Bowen Queen back serving Gabriola, starting in October

Derek Kilbourn

Sounder News

Tuesday, May 2 2017

This coming fall, the Bowen Queen will be returning to the Gabriola route, as the Quinsam heads in for some dry dock maintenance work.

Oct. 25 to Dec. 15 is the scheduled time for the Bowen Queen to be serving Gabriola.

This was the news from BC Ferries at the Gabriola Ferry Advisory Committee (FAC) meeting this past week.

As islanders will no doubt remember, the Bowen Queen has a capacity similar to the Quinsam’s, but only the centre lane is commercial height.

The refit on the Quinsam will focus on the engine and drive systems.

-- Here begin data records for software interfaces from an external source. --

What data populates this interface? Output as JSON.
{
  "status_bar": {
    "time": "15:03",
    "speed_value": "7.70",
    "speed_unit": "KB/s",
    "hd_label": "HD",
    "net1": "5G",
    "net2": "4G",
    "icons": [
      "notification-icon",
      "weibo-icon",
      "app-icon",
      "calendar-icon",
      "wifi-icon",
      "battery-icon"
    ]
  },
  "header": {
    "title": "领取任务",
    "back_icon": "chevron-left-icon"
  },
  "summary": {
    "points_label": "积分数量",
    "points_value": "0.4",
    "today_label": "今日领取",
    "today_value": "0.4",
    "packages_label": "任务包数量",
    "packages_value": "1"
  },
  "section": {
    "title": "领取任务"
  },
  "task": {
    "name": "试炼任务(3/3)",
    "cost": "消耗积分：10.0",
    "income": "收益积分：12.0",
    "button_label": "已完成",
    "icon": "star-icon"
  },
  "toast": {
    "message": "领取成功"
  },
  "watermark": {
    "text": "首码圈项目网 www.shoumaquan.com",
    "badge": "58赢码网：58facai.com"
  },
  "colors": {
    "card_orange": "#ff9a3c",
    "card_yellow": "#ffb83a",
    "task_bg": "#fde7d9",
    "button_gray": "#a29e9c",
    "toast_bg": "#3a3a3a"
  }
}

A baby-change table is going to be installed in the accessible washroom.

Prior to then, the #4 Lounge will be designated a ‘fido-friendly’ lounge, where passengers will be able to sit with their dogs. 

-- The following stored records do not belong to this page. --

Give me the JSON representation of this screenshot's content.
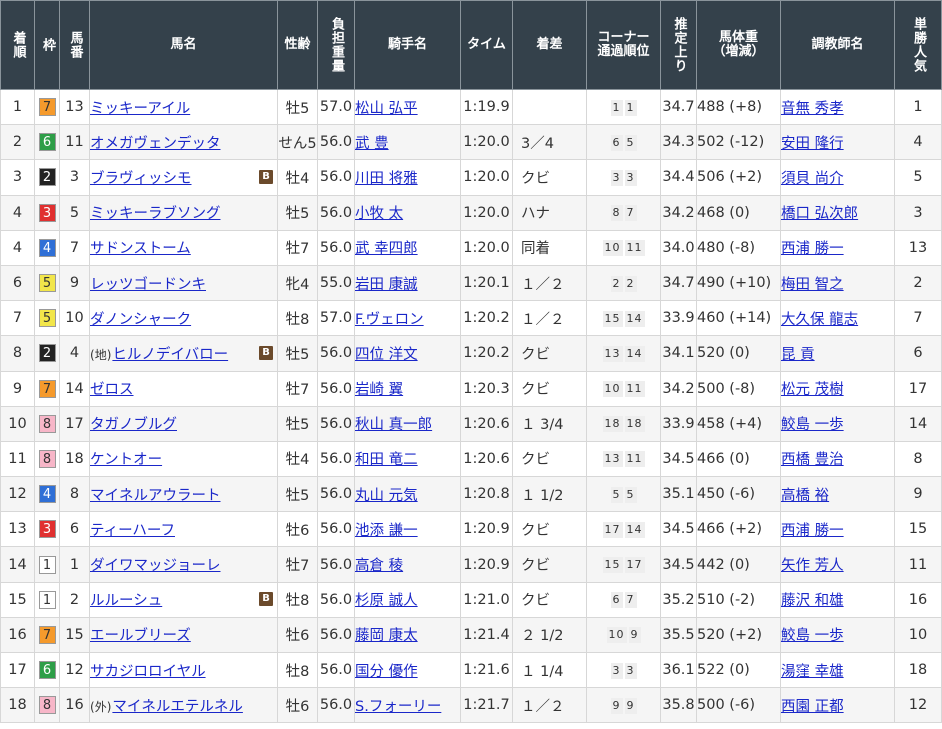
{
  "headers": {
    "no": "着順",
    "waku": "枠",
    "uma": "馬番",
    "name": "馬名",
    "sexage": "性齢",
    "burden": "負担重量",
    "jockey": "騎手名",
    "time": "タイム",
    "margin": "着差",
    "corner_top": "コーナー",
    "corner_bottom": "通過順位",
    "agari": "推定上り",
    "weight_top": "馬体重",
    "weight_bottom": "（増減）",
    "trainer": "調教師名",
    "pop": "単勝人気"
  },
  "waku_colors": {
    "1": {
      "bg": "#ffffff",
      "fg": "#333333"
    },
    "2": {
      "bg": "#222222",
      "fg": "#ffffff"
    },
    "3": {
      "bg": "#e03030",
      "fg": "#ffffff"
    },
    "4": {
      "bg": "#2f6fd6",
      "fg": "#ffffff"
    },
    "5": {
      "bg": "#f2e64a",
      "fg": "#333333"
    },
    "6": {
      "bg": "#2e9e48",
      "fg": "#ffffff"
    },
    "7": {
      "bg": "#f59a2c",
      "fg": "#333333"
    },
    "8": {
      "bg": "#f7b6c8",
      "fg": "#333333"
    }
  },
  "rows": [
    {
      "no": "1",
      "waku": "7",
      "uma": "13",
      "mark": "",
      "name": "ミッキーアイル",
      "blinker": "",
      "sexage": "牡5",
      "burden": "57.0",
      "jockey": "松山 弘平",
      "time": "1:19.9",
      "margin": "",
      "c1": "1",
      "c2": "1",
      "agari": "34.7",
      "weight": "488 (+8)",
      "trainer": "音無 秀孝",
      "pop": "1"
    },
    {
      "no": "2",
      "waku": "6",
      "uma": "11",
      "mark": "",
      "name": "オメガヴェンデッタ",
      "blinker": "",
      "sexage": "せん5",
      "burden": "56.0",
      "jockey": "武 豊",
      "time": "1:20.0",
      "margin": "3／4",
      "c1": "6",
      "c2": "5",
      "agari": "34.3",
      "weight": "502 (-12)",
      "trainer": "安田 隆行",
      "pop": "4"
    },
    {
      "no": "3",
      "waku": "2",
      "uma": "3",
      "mark": "",
      "name": "ブラヴィッシモ",
      "blinker": "B",
      "sexage": "牡4",
      "burden": "56.0",
      "jockey": "川田 将雅",
      "time": "1:20.0",
      "margin": "クビ",
      "c1": "3",
      "c2": "3",
      "agari": "34.4",
      "weight": "506 (+2)",
      "trainer": "須貝 尚介",
      "pop": "5"
    },
    {
      "no": "4",
      "waku": "3",
      "uma": "5",
      "mark": "",
      "name": "ミッキーラブソング",
      "blinker": "",
      "sexage": "牡5",
      "burden": "56.0",
      "jockey": "小牧 太",
      "time": "1:20.0",
      "margin": "ハナ",
      "c1": "8",
      "c2": "7",
      "agari": "34.2",
      "weight": "468 (0)",
      "trainer": "橋口 弘次郎",
      "pop": "3"
    },
    {
      "no": "4",
      "waku": "4",
      "uma": "7",
      "mark": "",
      "name": "サドンストーム",
      "blinker": "",
      "sexage": "牡7",
      "burden": "56.0",
      "jockey": "武 幸四郎",
      "time": "1:20.0",
      "margin": "同着",
      "c1": "10",
      "c2": "11",
      "agari": "34.0",
      "weight": "480 (-8)",
      "trainer": "西浦 勝一",
      "pop": "13"
    },
    {
      "no": "6",
      "waku": "5",
      "uma": "9",
      "mark": "",
      "name": "レッツゴードンキ",
      "blinker": "",
      "sexage": "牝4",
      "burden": "55.0",
      "jockey": "岩田 康誠",
      "time": "1:20.1",
      "margin": "１／２",
      "c1": "2",
      "c2": "2",
      "agari": "34.7",
      "weight": "490 (+10)",
      "trainer": "梅田 智之",
      "pop": "2"
    },
    {
      "no": "7",
      "waku": "5",
      "uma": "10",
      "mark": "",
      "name": "ダノンシャーク",
      "blinker": "",
      "sexage": "牡8",
      "burden": "57.0",
      "jockey": "F.ヴェロン",
      "time": "1:20.2",
      "margin": "１／２",
      "c1": "15",
      "c2": "14",
      "agari": "33.9",
      "weight": "460 (+14)",
      "trainer": "大久保 龍志",
      "pop": "7"
    },
    {
      "no": "8",
      "waku": "2",
      "uma": "4",
      "mark": "地",
      "name": "ヒルノデイバロー",
      "blinker": "B",
      "sexage": "牡5",
      "burden": "56.0",
      "jockey": "四位 洋文",
      "time": "1:20.2",
      "margin": "クビ",
      "c1": "13",
      "c2": "14",
      "agari": "34.1",
      "weight": "520 (0)",
      "trainer": "昆 貢",
      "pop": "6"
    },
    {
      "no": "9",
      "waku": "7",
      "uma": "14",
      "mark": "",
      "name": "ゼロス",
      "blinker": "",
      "sexage": "牡7",
      "burden": "56.0",
      "jockey": "岩崎 翼",
      "time": "1:20.3",
      "margin": "クビ",
      "c1": "10",
      "c2": "11",
      "agari": "34.2",
      "weight": "500 (-8)",
      "trainer": "松元 茂樹",
      "pop": "17"
    },
    {
      "no": "10",
      "waku": "8",
      "uma": "17",
      "mark": "",
      "name": "タガノブルグ",
      "blinker": "",
      "sexage": "牡5",
      "burden": "56.0",
      "jockey": "秋山 真一郎",
      "time": "1:20.6",
      "margin": "１ 3/4",
      "c1": "18",
      "c2": "18",
      "agari": "33.9",
      "weight": "458 (+4)",
      "trainer": "鮫島 一歩",
      "pop": "14"
    },
    {
      "no": "11",
      "waku": "8",
      "uma": "18",
      "mark": "",
      "name": "ケントオー",
      "blinker": "",
      "sexage": "牡4",
      "burden": "56.0",
      "jockey": "和田 竜二",
      "time": "1:20.6",
      "margin": "クビ",
      "c1": "13",
      "c2": "11",
      "agari": "34.5",
      "weight": "466 (0)",
      "trainer": "西橋 豊治",
      "pop": "8"
    },
    {
      "no": "12",
      "waku": "4",
      "uma": "8",
      "mark": "",
      "name": "マイネルアウラート",
      "blinker": "",
      "sexage": "牡5",
      "burden": "56.0",
      "jockey": "丸山 元気",
      "time": "1:20.8",
      "margin": "１ 1/2",
      "c1": "5",
      "c2": "5",
      "agari": "35.1",
      "weight": "450 (-6)",
      "trainer": "高橋 裕",
      "pop": "9"
    },
    {
      "no": "13",
      "waku": "3",
      "uma": "6",
      "mark": "",
      "name": "ティーハーフ",
      "blinker": "",
      "sexage": "牡6",
      "burden": "56.0",
      "jockey": "池添 謙一",
      "time": "1:20.9",
      "margin": "クビ",
      "c1": "17",
      "c2": "14",
      "agari": "34.5",
      "weight": "466 (+2)",
      "trainer": "西浦 勝一",
      "pop": "15"
    },
    {
      "no": "14",
      "waku": "1",
      "uma": "1",
      "mark": "",
      "name": "ダイワマッジョーレ",
      "blinker": "",
      "sexage": "牡7",
      "burden": "56.0",
      "jockey": "高倉 稜",
      "time": "1:20.9",
      "margin": "クビ",
      "c1": "15",
      "c2": "17",
      "agari": "34.5",
      "weight": "442 (0)",
      "trainer": "矢作 芳人",
      "pop": "11"
    },
    {
      "no": "15",
      "waku": "1",
      "uma": "2",
      "mark": "",
      "name": "ルルーシュ",
      "blinker": "B",
      "sexage": "牡8",
      "burden": "56.0",
      "jockey": "杉原 誠人",
      "time": "1:21.0",
      "margin": "クビ",
      "c1": "6",
      "c2": "7",
      "agari": "35.2",
      "weight": "510 (-2)",
      "trainer": "藤沢 和雄",
      "pop": "16"
    },
    {
      "no": "16",
      "waku": "7",
      "uma": "15",
      "mark": "",
      "name": "エールブリーズ",
      "blinker": "",
      "sexage": "牡6",
      "burden": "56.0",
      "jockey": "藤岡 康太",
      "time": "1:21.4",
      "margin": "２ 1/2",
      "c1": "10",
      "c2": "9",
      "agari": "35.5",
      "weight": "520 (+2)",
      "trainer": "鮫島 一歩",
      "pop": "10"
    },
    {
      "no": "17",
      "waku": "6",
      "uma": "12",
      "mark": "",
      "name": "サカジロロイヤル",
      "blinker": "",
      "sexage": "牡8",
      "burden": "56.0",
      "jockey": "国分 優作",
      "time": "1:21.6",
      "margin": "１ 1/4",
      "c1": "3",
      "c2": "3",
      "agari": "36.1",
      "weight": "522 (0)",
      "trainer": "湯窪 幸雄",
      "pop": "18"
    },
    {
      "no": "18",
      "waku": "8",
      "uma": "16",
      "mark": "外",
      "name": "マイネルエテルネル",
      "blinker": "",
      "sexage": "牡6",
      "burden": "56.0",
      "jockey": "S.フォーリー",
      "time": "1:21.7",
      "margin": "１／２",
      "c1": "9",
      "c2": "9",
      "agari": "35.8",
      "weight": "500 (-6)",
      "trainer": "西園 正都",
      "pop": "12"
    }
  ]
}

Signage will be going up to identify which lounge is fido-friendly.

In other route news, BC Ferries staff said while there is still a plan in place to temporarily shut down the Descanso Bay terminal while the floating structure is replaced, that project has been pushed to 2021 to coincide with the Nanaimo Harbour terminal getting the same treatment.

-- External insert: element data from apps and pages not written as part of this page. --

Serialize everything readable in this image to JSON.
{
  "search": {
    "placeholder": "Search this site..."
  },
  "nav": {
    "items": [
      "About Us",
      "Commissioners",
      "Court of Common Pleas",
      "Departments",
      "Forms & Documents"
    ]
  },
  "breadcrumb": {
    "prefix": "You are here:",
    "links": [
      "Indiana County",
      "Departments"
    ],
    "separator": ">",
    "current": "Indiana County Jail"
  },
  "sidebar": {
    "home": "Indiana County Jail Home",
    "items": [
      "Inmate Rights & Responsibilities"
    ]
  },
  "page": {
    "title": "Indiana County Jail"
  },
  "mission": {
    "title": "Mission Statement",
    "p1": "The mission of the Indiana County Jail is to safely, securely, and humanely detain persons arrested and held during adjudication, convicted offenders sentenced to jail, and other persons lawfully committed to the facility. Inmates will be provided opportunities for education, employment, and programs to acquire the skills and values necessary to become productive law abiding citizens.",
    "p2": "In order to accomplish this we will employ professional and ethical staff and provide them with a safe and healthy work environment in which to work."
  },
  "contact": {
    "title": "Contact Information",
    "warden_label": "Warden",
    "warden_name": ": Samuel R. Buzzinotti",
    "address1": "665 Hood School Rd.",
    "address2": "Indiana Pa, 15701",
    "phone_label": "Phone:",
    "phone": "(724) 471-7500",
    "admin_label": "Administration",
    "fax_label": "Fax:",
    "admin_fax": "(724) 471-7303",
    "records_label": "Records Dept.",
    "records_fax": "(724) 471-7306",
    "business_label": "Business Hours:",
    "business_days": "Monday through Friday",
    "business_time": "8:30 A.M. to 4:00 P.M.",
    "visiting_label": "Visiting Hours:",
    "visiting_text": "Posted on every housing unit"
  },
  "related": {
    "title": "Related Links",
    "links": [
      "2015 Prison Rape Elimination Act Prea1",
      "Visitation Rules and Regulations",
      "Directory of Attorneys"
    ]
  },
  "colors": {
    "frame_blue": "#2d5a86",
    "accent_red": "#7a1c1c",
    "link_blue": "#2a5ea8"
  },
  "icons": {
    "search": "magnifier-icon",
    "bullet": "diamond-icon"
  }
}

According to BC Ferries staff, Gabriola could be without regular ferry service for up to two weeks while the terminal work is done.

On other islands during projects such as this, there has been barge service provided for commercial vehicle traffic and water taxi service for passengers.

Mark Collins, incoming BC Ferries President, said that when BC Ferries shut down the Hornby Island route, the overall reaction was positive from the community, mostly due to the public consultations leading up to the shutdown.

“The community treated it like a holiday, saying they were an island again.”

Discussion moved to the Quinsam’s eventual replacementå-nett.

Collins said the Quinsam will eventually be replaced with what BC Ferries is calling the Shuttle 100 class.

Of similar open deck style to the Quinsam and Skeena Queen, the Shuttles are expected to begin service in 2021, perhaps 2022, replacing the Quinsam sometime around 2029 with a vehicle capacity of 100, compared to the Quinsam’s 70.